“I don’t believe you can help or make an impact from your sofa,” says Deidre, who brought books, stationery, and toiletries with her to hand out to children whenever we dock. Like many of my fellow passengers, she also makes a donation to the various community projects of Orient-Express, which range from building schools to providing food and supplies to orphanages and monasteries across the country.
Day three on the river sees the appearance of dozens of small fishing villages: teak-and-bamboo huts set beside magnificent white and gold stupas, erected as much for religious purposes as to serve as shore landmarks for river craft. Constant erosion has transformed these waters into silted, murky torrents, broken by huge sandbanks that oblige the Road to Mandalay to use sonar to avoid running aground. Many other craft are not so well equipped—we see a number of boats abandoned on hidden shoals.
The scenery changes as we pass Inwa and Amarapura, both of which served as royal capitals after the fall of Bagan in 1287. With the sparse plains now behind us, rolling mountains appear to the east and west, lined with teak, Andaman redwood, and dozens of species of wild orchids. If we were to travel farther north still, we’d pass through dramatic gorges and see wild jungle and thick teak forest enveloping the riverbank. It’s an ecosystem we won’t experience on this cruise, but it’s increasingly accessible thanks to the Road to Mandalay’s newest route from Bagan to Bhamo, a market town near the Chinese border. The 11-night journey is only possible when the river is at its highest in August and September, swollen with monsoon rains that can see water levels rise up to 15 meters.
In October, however, the cruise ends on a wide bend of the Irrawaddy in Mandalay. This was Burma’s last royal capital, surrendering to the British in 1885. The Road to Mandalay docks just north of the Ava and Sagaing bridges in the hamlet of Shwe Kyet Yet, where we’re greeted by the nonchalant gaze of locals puffing on cheroots made with woodchips and tamarind wrapped in maize husk and teak leaves.
From the riverbank, Mandalay lacks the dreamy allure that many would-be visitors (including Kipling, who never actually set foot in the city) imagine it to have. Despite conjuring up images of a peaceful and serene setting, the country’s second-largest city is scruffy and uninspiring, with large modern buildings erected by its sizable Chinese population. “It’s still a dump,” says Mike, recalling his trip here 20 years ago. The romance of the region only becomes evident on our final day when we disembark and make our way to the top of Sagaing Hill by bus.

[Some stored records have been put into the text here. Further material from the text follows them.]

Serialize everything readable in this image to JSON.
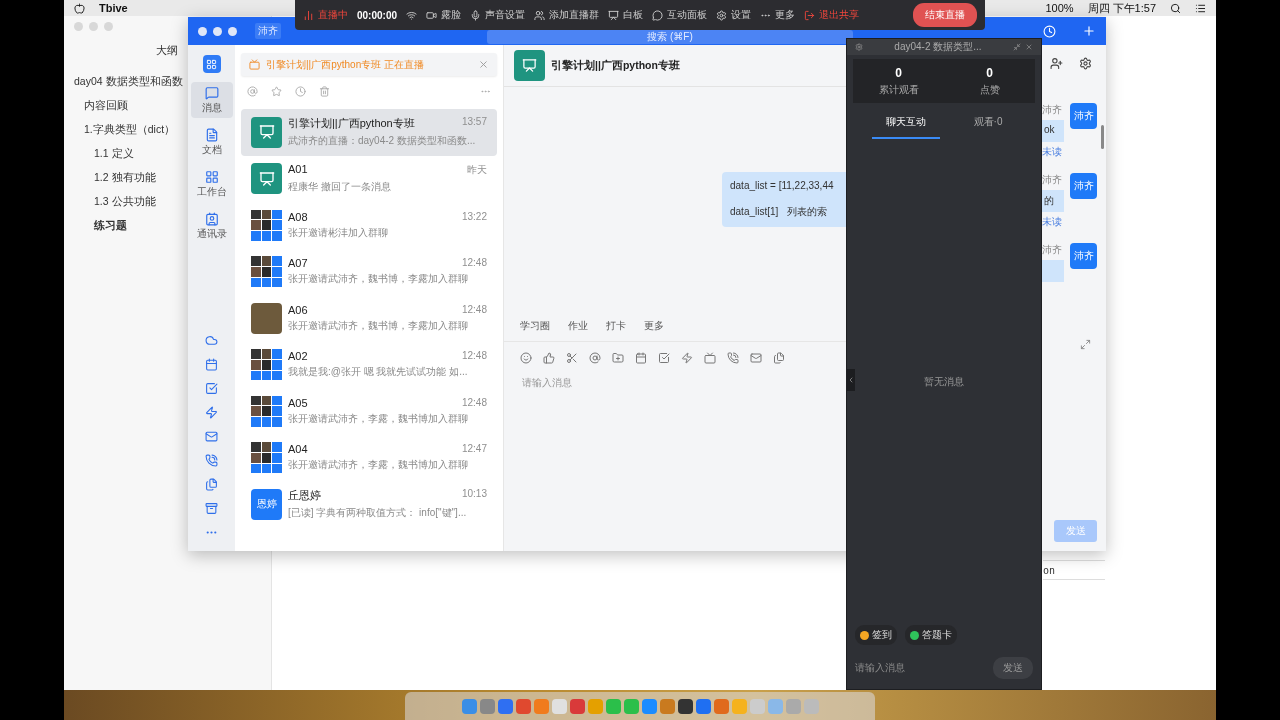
{
  "menubar": {
    "app_name": "Tbive",
    "battery": "100%",
    "clock": "周四 下午1:57"
  },
  "outline_window": {
    "heading": "大纲",
    "items": [
      {
        "label": "day04 数据类型和函数",
        "selected": false,
        "children": [
          {
            "label": "内容回顾",
            "selected": false
          },
          {
            "label": "1.字典类型（dict）",
            "selected": false,
            "children": [
              {
                "label": "1.1 定义",
                "selected": false
              },
              {
                "label": "1.2 独有功能",
                "selected": false
              },
              {
                "label": "1.3 公共功能",
                "selected": false
              },
              {
                "label": "练习题",
                "selected": true
              }
            ]
          }
        ]
      }
    ],
    "fragment": "on"
  },
  "chat_window": {
    "account_badge": "沛齐",
    "search_placeholder": "搜索 (⌘F)",
    "nav": [
      {
        "label": "消息",
        "kind": "message",
        "selected": true
      },
      {
        "label": "文档",
        "kind": "doc",
        "selected": false
      },
      {
        "label": "工作台",
        "kind": "apps",
        "selected": false
      },
      {
        "label": "通讯录",
        "kind": "contacts",
        "selected": false
      }
    ],
    "live_banner": "引擎计划||广西python专班 正在直播",
    "conversations": [
      {
        "name": "引擎计划||广西python专班",
        "time": "13:57",
        "preview": "武沛齐的直播：day04-2 数据类型和函数...",
        "kind": "app",
        "selected": true
      },
      {
        "name": "A01",
        "time": "昨天",
        "preview": "程康华 撤回了一条消息",
        "kind": "app",
        "selected": false
      },
      {
        "name": "A08",
        "time": "13:22",
        "preview": "张开邀请彬沣加入群聊",
        "kind": "mosaic",
        "selected": false
      },
      {
        "name": "A07",
        "time": "12:48",
        "preview": "张开邀请武沛齐，魏书博，李露加入群聊",
        "kind": "mosaic",
        "selected": false
      },
      {
        "name": "A06",
        "time": "12:48",
        "preview": "张开邀请武沛齐，魏书博，李露加入群聊",
        "kind": "photo",
        "selected": false
      },
      {
        "name": "A02",
        "time": "12:48",
        "preview": "我就是我:@张开 嗯 我就先试试功能 如...",
        "kind": "mosaic",
        "selected": false
      },
      {
        "name": "A05",
        "time": "12:48",
        "preview": "张开邀请武沛齐，李露，魏书博加入群聊",
        "kind": "mosaic",
        "selected": false
      },
      {
        "name": "A04",
        "time": "12:47",
        "preview": "张开邀请武沛齐，李露，魏书博加入群聊",
        "kind": "mosaic",
        "selected": false
      },
      {
        "name": "丘恩婷",
        "time": "10:13",
        "preview": "[已读] 字典有两种取值方式： info[\"键\"]...",
        "kind": "text",
        "avatar_text": "恩婷",
        "selected": false
      }
    ],
    "chat": {
      "title": "引擎计划||广西python专班",
      "message_lines": [
        "data_list = [11,22,33,44",
        "data_list[1]   列表的索"
      ],
      "quick_tabs": [
        "学习圈",
        "作业",
        "打卡",
        "更多"
      ],
      "input_placeholder": "请输入消息",
      "side_messages": [
        {
          "sender": "沛齐",
          "text": "ok",
          "status": "未读",
          "avatar": "沛齐"
        },
        {
          "sender": "沛齐",
          "text": "的",
          "status": "未读",
          "avatar": "沛齐"
        },
        {
          "sender": "沛齐",
          "avatar": "沛齐"
        }
      ],
      "send": {
        "label": "发送",
        "disabled": true
      }
    }
  },
  "live_toolbar": {
    "items": [
      {
        "kind": "live",
        "label": "直播中"
      },
      {
        "kind": "timer",
        "label": "00:00:00"
      },
      {
        "kind": "camera",
        "label": "露脸"
      },
      {
        "kind": "mic",
        "label": "声音设置"
      },
      {
        "kind": "group",
        "label": "添加直播群"
      },
      {
        "kind": "board",
        "label": "白板"
      },
      {
        "kind": "panel",
        "label": "互动面板"
      },
      {
        "kind": "settings",
        "label": "设置"
      },
      {
        "kind": "more",
        "label": "更多"
      },
      {
        "kind": "exit",
        "label": "退出共享"
      },
      {
        "kind": "end",
        "label": "结束直播"
      }
    ]
  },
  "live_panel": {
    "title": "day04-2 数据类型...",
    "stats": [
      {
        "value": "0",
        "label": "累计观看"
      },
      {
        "value": "0",
        "label": "点赞"
      }
    ],
    "tabs": [
      {
        "label": "聊天互动",
        "selected": true
      },
      {
        "label": "观看·0",
        "selected": false
      }
    ],
    "empty_text": "暂无消息",
    "actions": [
      {
        "label": "签到",
        "color": "#f5a623"
      },
      {
        "label": "答题卡",
        "color": "#2fc25b"
      }
    ],
    "input_placeholder": "请输入消息",
    "send": "发送"
  }
}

Sagaing is hard not to fall in love with. On the opposite bank of the river from Mandalay, it is topped by a sublime golden stupa. There at the top, the view of the surrounding hills, studded with more than 600 pagodas and 100 meditation centers as well as countless monasteries and nunneries, is stunning. Like everything else in Myanmar, the sun takes its time setting, its last rays finally catching the hundreds of gilded rooftops that light up in unison, casting a surreal golden glow over the hills and the Irrawaddy and the Road to Mandalay in the distance.

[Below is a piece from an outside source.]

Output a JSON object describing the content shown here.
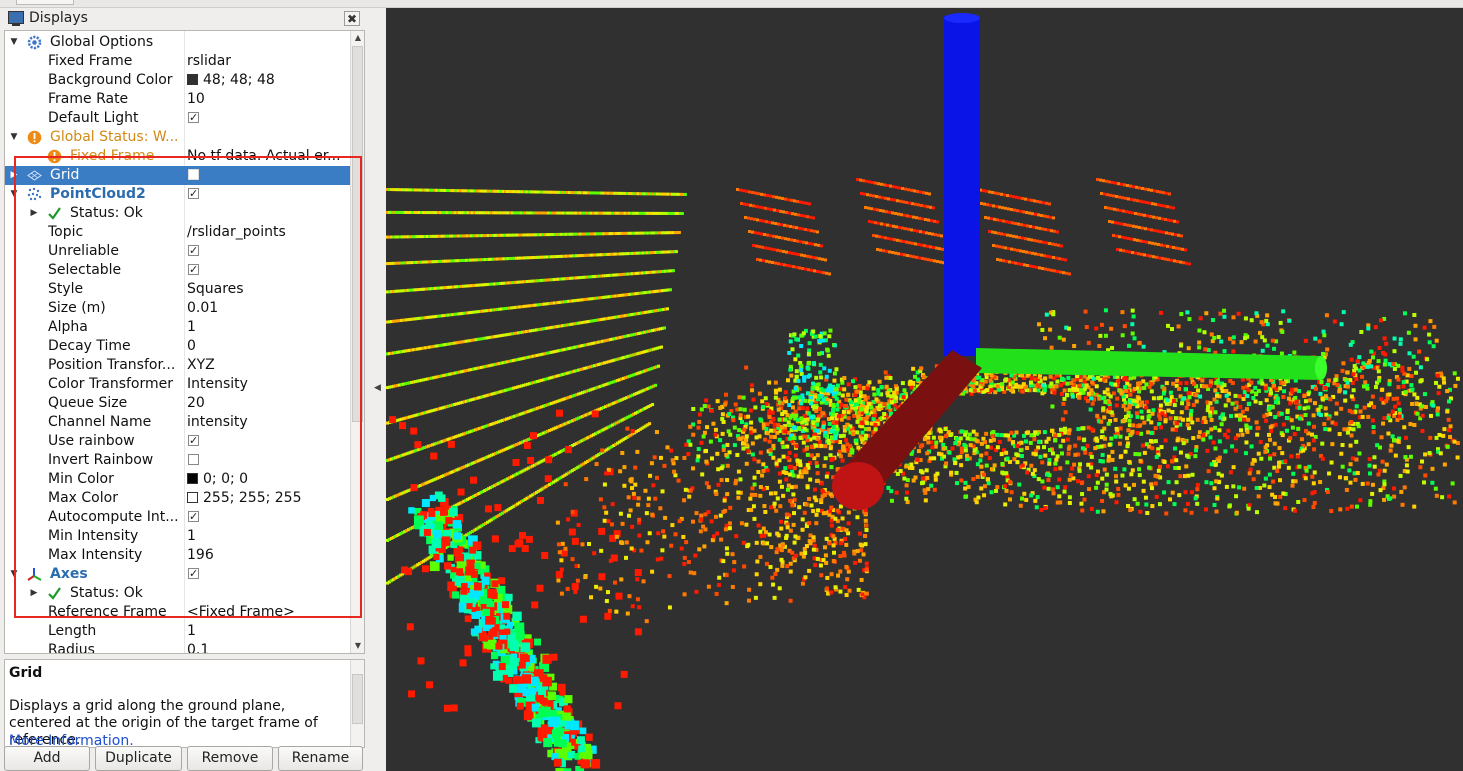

Orient-Express run three-, four-, and seven-night cruises on the Road to Mandalay between Bagan and Mandalay year-round, except May and June. The 11-night cruise between Bagan and Bhamo only operates on select dates in August and September. orient-express.com; from US$2,200 per person for the three-night cruise and US$3,030 for the 11-night cruise including all meals, offshore excursions, and domestic flights.

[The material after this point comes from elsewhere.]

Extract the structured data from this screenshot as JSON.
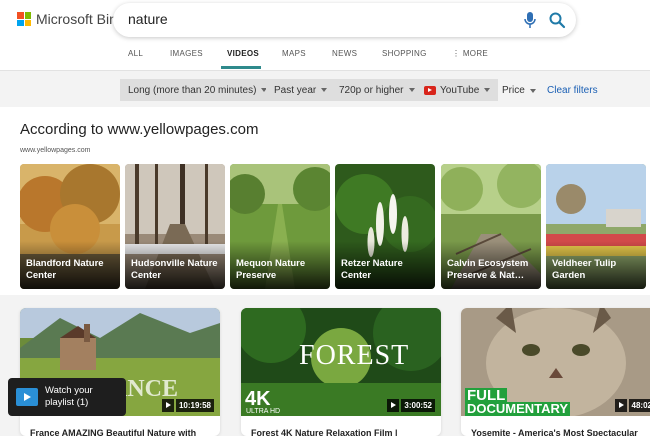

Originally appeared in the December 2009/January 2010 print issue of DestinAsian magazine ( “Slow Boat from Bagan”)